As of February 8, 2012, signs have been posted at the following stormwater ponds:
- Behind Shadybrook Crescent
- Behind Southgate Drive
- N/W of Brookhaven Court
- Behind Reid Court near Youngman Drive
- Edinburgh near Koch Drive
- Kortright Road West
- Behind Koch Drive
- Hazelwood Drive
- Downey Road at Teal Drive
- Rodgers Road
- Niska Road at Ptarmigan Drive
- Southcreek Trail
- Carrington Place
- Watson Parkway South at York Road
- Imperial Road South at Railway
- Elmira Road North at Tovell Drive
- Watson Parkway North at Grange Road
Signs will be posted at all the City’s stormwater ponds in the next several weeks, weather permitting.
Water entering stormwater management facilities is untreated stormwater runoff that typically drains over a variety of surfaces including roads, driveways and parking lots, through a series of pipes and into the ponds. The water entering the ponds is untreated, and therefore, the suitability of the ice for skating and the suitability of the water for swimming is not known and is not monitored. Stormwater management ponds are not supervised and the City cannot take any responsibility for the safety of persons who attempt to use these ponds for leisure activities. Therefore, the City has taken the step of posting signs at the ponds to prohibit public use of the stormwater management ponds for leisure activities.
Facts about Stormwater Management Ponds
Stormwater Management Ponds are essentially construction facilities that are part of the City’s overall stormwater infrastructure system. These ponds receive rainwater and runoff from the surrounding neighbourhood including streets, driveways and parking lots. Dirt, debris and waste settle to the bottom of the pond, while water flows out to the receiving water body. Removal of dirt and debris is usually completed every 10-15 years, allowing the pond to return to its designed water volume capacity.

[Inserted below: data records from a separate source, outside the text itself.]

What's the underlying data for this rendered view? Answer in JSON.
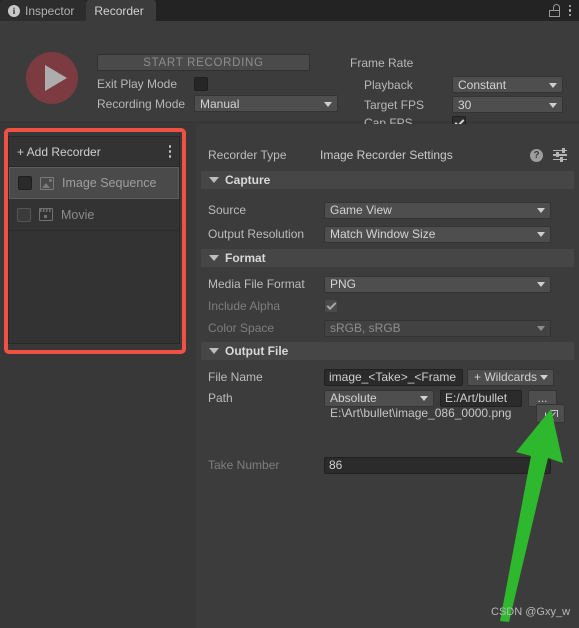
{
  "window": {
    "tabs": [
      {
        "label": "Inspector",
        "icon": "info-icon",
        "active": false
      },
      {
        "label": "Recorder",
        "icon": "",
        "active": true
      }
    ],
    "lock_icon": "lock-icon",
    "menu_icon": "kebab-menu-icon"
  },
  "controls": {
    "play_icon": "play-icon",
    "start_recording_label": "START RECORDING",
    "exit_play_mode_label": "Exit Play Mode",
    "exit_play_mode_checked": false,
    "recording_mode_label": "Recording Mode",
    "recording_mode_value": "Manual"
  },
  "frame_rate": {
    "title": "Frame Rate",
    "playback_label": "Playback",
    "playback_value": "Constant",
    "target_fps_label": "Target FPS",
    "target_fps_value": "30",
    "cap_fps_label": "Cap FPS",
    "cap_fps_checked": true
  },
  "recorder_list": {
    "add_recorder_label": "+ Add Recorder",
    "menu_icon": "kebab-menu-icon",
    "items": [
      {
        "label": "Image Sequence",
        "icon": "image-icon",
        "selected": true,
        "enabled": false
      },
      {
        "label": "Movie",
        "icon": "film-icon",
        "selected": false,
        "enabled": false
      }
    ]
  },
  "settings": {
    "recorder_type_label": "Recorder Type",
    "recorder_type_value": "Image Recorder Settings",
    "help_icon": "help-icon",
    "preset_icon": "preset-settings-icon",
    "capture": {
      "header": "Capture",
      "source_label": "Source",
      "source_value": "Game View",
      "output_resolution_label": "Output Resolution",
      "output_resolution_value": "Match Window Size"
    },
    "format": {
      "header": "Format",
      "media_file_format_label": "Media File Format",
      "media_file_format_value": "PNG",
      "include_alpha_label": "Include Alpha",
      "include_alpha_checked": true,
      "color_space_label": "Color Space",
      "color_space_value": "sRGB, sRGB"
    },
    "output_file": {
      "header": "Output File",
      "file_name_label": "File Name",
      "file_name_value": "image_<Take>_<Frame",
      "wildcards_label": "+ Wildcards",
      "path_label": "Path",
      "path_mode_value": "Absolute",
      "path_value": "E:/Art/bullet",
      "browse_label": "...",
      "path_preview": "E:\\Art\\bullet\\image_086_0000.png",
      "open_external_icon": "open-external-icon",
      "take_number_label": "Take Number",
      "take_number_value": "86"
    }
  },
  "annotations": {
    "highlight_color": "#f05143",
    "arrow_color": "#2eb82e",
    "watermark": "CSDN @Gxy_w"
  }
}
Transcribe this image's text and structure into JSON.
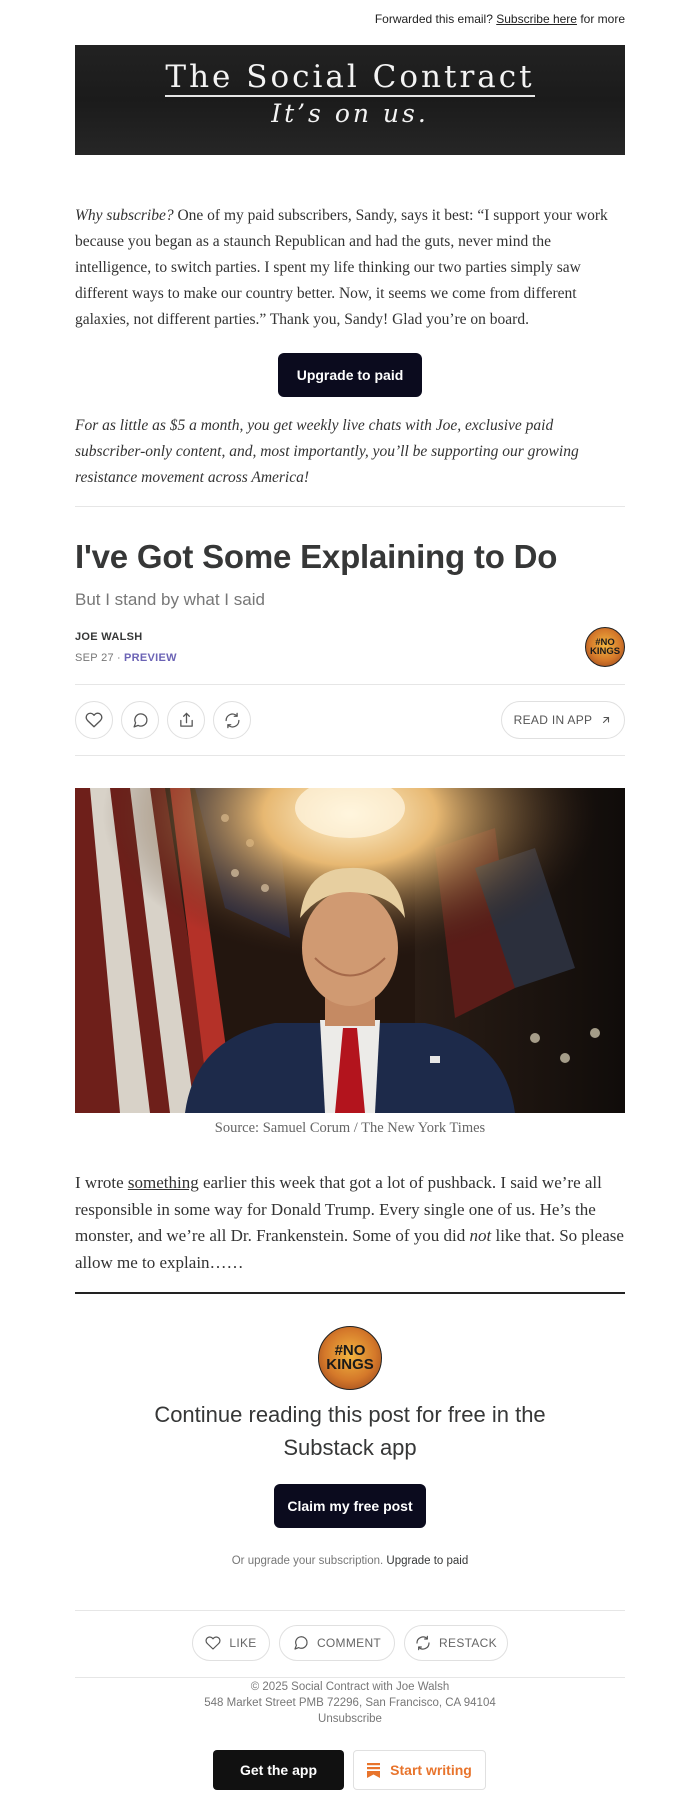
{
  "header": {
    "forward_text": "Forwarded this email?",
    "subscribe_link": "Subscribe here",
    "for_more": "for more"
  },
  "banner": {
    "title": "The Social Contract",
    "subtitle": "It’s on us."
  },
  "pitch": {
    "lead": "Why subscribe?",
    "text": " One of my paid subscribers, Sandy, says it best: “I support your work because you began as a staunch Republican and had the guts, never mind the intelligence, to switch parties. I spent my life thinking our two parties simply saw different ways to make our country better. Now, it seems we come from different galaxies, not different parties.” Thank you, Sandy! Glad you’re on board.",
    "upgrade_button": "Upgrade to paid",
    "offer": "For as little as $5 a month, you get weekly live chats with Joe, exclusive paid subscriber-only content, and, most importantly, you’ll be supporting our growing resistance movement across America!"
  },
  "post": {
    "title": "I've Got Some Explaining to Do",
    "subtitle": "But I stand by what I said",
    "author": "JOE WALSH",
    "date": "SEP 27",
    "separator": "∙",
    "preview": "PREVIEW",
    "read_in_app": "READ IN APP",
    "badge_line1": "#NO",
    "badge_line2": "KINGS",
    "caption": "Source: Samuel Corum / The New York Times",
    "body_1": "I wrote ",
    "body_link": "something",
    "body_2": " earlier this week that got a lot of pushback. I said we’re all responsible in some way for Donald Trump. Every single one of us. He’s the monster, and we’re all Dr. Frankenstein. Some of you did ",
    "body_em": "not",
    "body_3": " like that. So please allow me to explain……"
  },
  "paywall": {
    "heading": "Continue reading this post for free in the Substack app",
    "claim_button": "Claim my free post",
    "or_upgrade": "Or upgrade your subscription.",
    "upgrade_link": "Upgrade to paid"
  },
  "actions": {
    "like": "LIKE",
    "comment": "COMMENT",
    "restack": "RESTACK"
  },
  "footer": {
    "copyright": "© 2025 Social Contract with Joe Walsh",
    "address": "548 Market Street PMB 72296, San Francisco, CA 94104",
    "unsubscribe": "Unsubscribe",
    "get_app": "Get the app",
    "start_writing": "Start writing"
  },
  "colors": {
    "accent_dark": "#0b0b1e",
    "preview_purple": "#6b63b5",
    "substack_orange": "#e8742c"
  }
}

Urban runoff is also subject to oils, road salt and other chemicals—plants in the pond area help to improve the water quality of stormwater runoff.
For further information regarding the City of Guelph’s Stormwater Management Infrastructure, please contact Rachel Ellerman at 519-837-5604 x 2671 or email@example.com.